I believe it was 7 years ago when Dominique Ansel introduced the world to his magical creation. I live in New York, right where he baked and sold the first Cronut at his Soho shop. Fast forward to today, and it's still one of the most insane dessert mashups we've seen. I also believe this is what started a million other dessert crazes like the Cruffin and Croissantwich. He has managed to keep the dish relevant and sophisticated with different flavors without going overboard.
I've made croissants before and I've made donuts/doughnuts, but the Cronut has always been something I wanted to tackle. Since I'm stuck in the house now I figured what a perfect time to do it. As I was researching, I really wanted to make his recipe and fortunately he has it published. The catch is though that it takes 3 full days. I then thought, maybe I could just use a different dough and follow his steps. But then I went back to the fact that I'm literally stuck in the house and doing nothing so what's the rush?
It's actually fairly easy to make, it just takes some patience. If you've got that, then this isn't a problem. Below is the recipe. Try 'em out yourself and prepare to fall in love.
- 3 3/4 cup bread flour
- 1 tsp salt
- 1/3 cup granulated sugar
- 1 TB plus 1 1/2 tsp instant yeast
- 1 cup water
- 1 egg white
- 8 TB unsalted butter
- 1 TB heavy cream
- 18 TB unsalted butter
- 1 cup cinnamon sugar
Start by making the pastry dough. Combine the flour salt, sugar, yeast , water, egg white, butter and cream in a stand mixer fitted with the dough hook and mix.
Once all ingredients are fully incorporated and dough comes together, place in a lightly greased bowl then cover with plastic wrap and let rise for 2-3 hours until doubled in size.
Remove the dough and punch down. Roll out into a 10 inch square. Wrap in a lightly floured piece of parchment paper and place in the fridge to rest overnight.

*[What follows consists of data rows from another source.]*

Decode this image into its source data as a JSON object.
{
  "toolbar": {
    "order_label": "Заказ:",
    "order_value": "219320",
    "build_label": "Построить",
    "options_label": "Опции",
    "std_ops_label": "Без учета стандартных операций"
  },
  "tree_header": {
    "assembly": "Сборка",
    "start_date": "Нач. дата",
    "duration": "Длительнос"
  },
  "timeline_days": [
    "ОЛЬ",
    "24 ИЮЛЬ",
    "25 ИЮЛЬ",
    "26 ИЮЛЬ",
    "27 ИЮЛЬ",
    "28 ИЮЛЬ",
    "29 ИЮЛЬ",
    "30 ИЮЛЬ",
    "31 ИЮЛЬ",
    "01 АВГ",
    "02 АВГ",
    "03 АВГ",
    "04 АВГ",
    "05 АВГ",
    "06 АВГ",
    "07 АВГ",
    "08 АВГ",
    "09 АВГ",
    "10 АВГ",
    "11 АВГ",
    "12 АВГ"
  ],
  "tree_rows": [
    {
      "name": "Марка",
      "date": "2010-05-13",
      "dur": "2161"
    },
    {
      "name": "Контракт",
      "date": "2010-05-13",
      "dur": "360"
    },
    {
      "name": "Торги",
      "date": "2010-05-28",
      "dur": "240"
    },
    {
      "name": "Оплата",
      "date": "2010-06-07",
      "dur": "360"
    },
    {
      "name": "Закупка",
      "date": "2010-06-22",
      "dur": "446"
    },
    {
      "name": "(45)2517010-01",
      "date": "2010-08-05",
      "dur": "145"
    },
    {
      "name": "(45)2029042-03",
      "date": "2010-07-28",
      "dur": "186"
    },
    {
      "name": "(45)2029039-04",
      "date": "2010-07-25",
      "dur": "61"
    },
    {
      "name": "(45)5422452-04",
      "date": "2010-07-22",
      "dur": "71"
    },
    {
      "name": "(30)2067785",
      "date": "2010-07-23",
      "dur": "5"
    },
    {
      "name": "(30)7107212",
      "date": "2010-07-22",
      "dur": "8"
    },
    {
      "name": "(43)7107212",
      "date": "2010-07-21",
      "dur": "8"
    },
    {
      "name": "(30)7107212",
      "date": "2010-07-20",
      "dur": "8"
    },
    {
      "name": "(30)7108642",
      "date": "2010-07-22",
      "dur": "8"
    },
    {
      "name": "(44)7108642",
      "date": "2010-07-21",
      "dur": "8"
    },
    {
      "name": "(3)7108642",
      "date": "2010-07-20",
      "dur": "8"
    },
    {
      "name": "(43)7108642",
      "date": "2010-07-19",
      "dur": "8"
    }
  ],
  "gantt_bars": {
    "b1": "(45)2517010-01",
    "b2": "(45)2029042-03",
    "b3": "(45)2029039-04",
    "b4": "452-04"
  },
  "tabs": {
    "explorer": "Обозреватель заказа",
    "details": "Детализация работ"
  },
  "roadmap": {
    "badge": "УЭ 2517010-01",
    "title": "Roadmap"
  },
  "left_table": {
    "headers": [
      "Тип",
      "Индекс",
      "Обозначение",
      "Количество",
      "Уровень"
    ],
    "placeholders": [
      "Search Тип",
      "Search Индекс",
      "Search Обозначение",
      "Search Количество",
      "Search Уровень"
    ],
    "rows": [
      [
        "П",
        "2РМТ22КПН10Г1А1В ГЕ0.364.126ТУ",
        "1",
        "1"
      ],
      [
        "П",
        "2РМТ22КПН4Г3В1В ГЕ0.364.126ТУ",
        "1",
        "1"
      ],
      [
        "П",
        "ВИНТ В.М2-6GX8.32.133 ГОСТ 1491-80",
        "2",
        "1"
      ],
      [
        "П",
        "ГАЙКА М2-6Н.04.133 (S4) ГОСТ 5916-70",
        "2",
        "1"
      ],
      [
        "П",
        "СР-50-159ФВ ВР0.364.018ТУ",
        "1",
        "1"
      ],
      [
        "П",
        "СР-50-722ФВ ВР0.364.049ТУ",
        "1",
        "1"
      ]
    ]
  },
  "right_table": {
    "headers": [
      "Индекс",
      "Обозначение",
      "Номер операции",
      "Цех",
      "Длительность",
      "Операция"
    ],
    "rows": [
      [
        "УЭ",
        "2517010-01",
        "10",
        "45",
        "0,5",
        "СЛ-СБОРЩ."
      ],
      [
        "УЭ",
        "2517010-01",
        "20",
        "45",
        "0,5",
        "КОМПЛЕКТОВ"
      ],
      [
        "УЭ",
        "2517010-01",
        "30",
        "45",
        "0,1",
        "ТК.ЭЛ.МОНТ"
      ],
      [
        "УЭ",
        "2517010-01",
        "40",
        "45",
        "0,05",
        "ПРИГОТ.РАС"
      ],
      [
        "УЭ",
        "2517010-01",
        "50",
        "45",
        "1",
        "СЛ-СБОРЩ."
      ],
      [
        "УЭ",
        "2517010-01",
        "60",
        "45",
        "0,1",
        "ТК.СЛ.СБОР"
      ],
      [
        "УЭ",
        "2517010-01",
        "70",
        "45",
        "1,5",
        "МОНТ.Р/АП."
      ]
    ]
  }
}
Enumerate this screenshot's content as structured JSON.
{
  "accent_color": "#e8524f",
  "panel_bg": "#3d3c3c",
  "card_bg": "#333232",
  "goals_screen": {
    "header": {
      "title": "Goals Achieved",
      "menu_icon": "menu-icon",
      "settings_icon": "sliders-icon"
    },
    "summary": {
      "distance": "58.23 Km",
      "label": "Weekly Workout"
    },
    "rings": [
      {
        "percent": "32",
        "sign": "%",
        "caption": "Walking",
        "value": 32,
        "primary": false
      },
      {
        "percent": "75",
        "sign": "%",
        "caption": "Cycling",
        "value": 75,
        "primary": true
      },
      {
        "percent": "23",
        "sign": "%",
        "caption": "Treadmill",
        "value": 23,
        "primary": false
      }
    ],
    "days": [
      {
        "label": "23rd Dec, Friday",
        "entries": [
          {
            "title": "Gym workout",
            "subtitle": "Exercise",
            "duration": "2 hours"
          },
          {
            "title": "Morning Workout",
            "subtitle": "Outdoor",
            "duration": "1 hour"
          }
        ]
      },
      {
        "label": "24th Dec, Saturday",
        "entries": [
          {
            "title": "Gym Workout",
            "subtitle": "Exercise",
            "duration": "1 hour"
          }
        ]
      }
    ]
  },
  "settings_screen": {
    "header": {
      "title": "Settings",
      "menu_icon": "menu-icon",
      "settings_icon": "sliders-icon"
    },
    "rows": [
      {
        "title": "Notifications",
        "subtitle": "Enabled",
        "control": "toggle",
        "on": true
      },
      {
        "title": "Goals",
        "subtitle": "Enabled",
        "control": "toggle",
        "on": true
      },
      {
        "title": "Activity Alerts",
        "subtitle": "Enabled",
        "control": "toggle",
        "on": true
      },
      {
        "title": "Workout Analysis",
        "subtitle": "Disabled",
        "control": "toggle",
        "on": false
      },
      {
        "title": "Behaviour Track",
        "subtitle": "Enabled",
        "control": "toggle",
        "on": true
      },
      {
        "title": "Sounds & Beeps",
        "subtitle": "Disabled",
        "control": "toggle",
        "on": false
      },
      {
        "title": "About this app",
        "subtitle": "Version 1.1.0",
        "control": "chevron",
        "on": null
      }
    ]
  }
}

Make the butter block. Cut 18 tablespoons butter to form a square. It easiest if you make it 3 rows of butter each 6 TB across. Using a rolling pin, press out the butter to an 8 inch square. Wrap in parchment and refrigerate overnight.
The next day take out the dough and place on a floured surface. Remove the butter block and place on top of the dough at an angle so each corner of the butter is pointing towards a flat side of the dough. Take the corners of the dough and fold over the butter. The dough corners should now meet in the middle of the butter. Roll out the dough until it doubles in size. Fold the dough in half horizontally, then again in half vertically. There should be openings on the bottom and left side of your dough. Wrap and refrigerate 1 hour. Repeat rolling and folding process 2 more times. Refrigerate overnight.
The next day, remove the dough from fridge and roll out to a 17×8 inch rectangle. Using a 3 inch round cutter, cut circles from the dough. Then use a 1 inch round cutter to punch out the inner circle of the doughnut. Cut out as many circles as possible and place on a parchment lined sheet tray. Cover and let rest 2 hours.
Heat vegetable, canola or grapeseed oil in a large pot to 350 degrees F. Gently place Cronuts in oil and fry 90 seconds on each side. Do not overcrowd the pot. Only fry 3-4 at a time. Remove from oil and place on a paper towel lined tray or plate to cool.
At this point you can fill and top with whatever you want. The original Cronuts are dipped in sugar to cover the sides. Fill with jam, chocolate, pastry cream, anything you want! To do what I did, just dunk the whole thing in cinnamon sugar. Serve warm.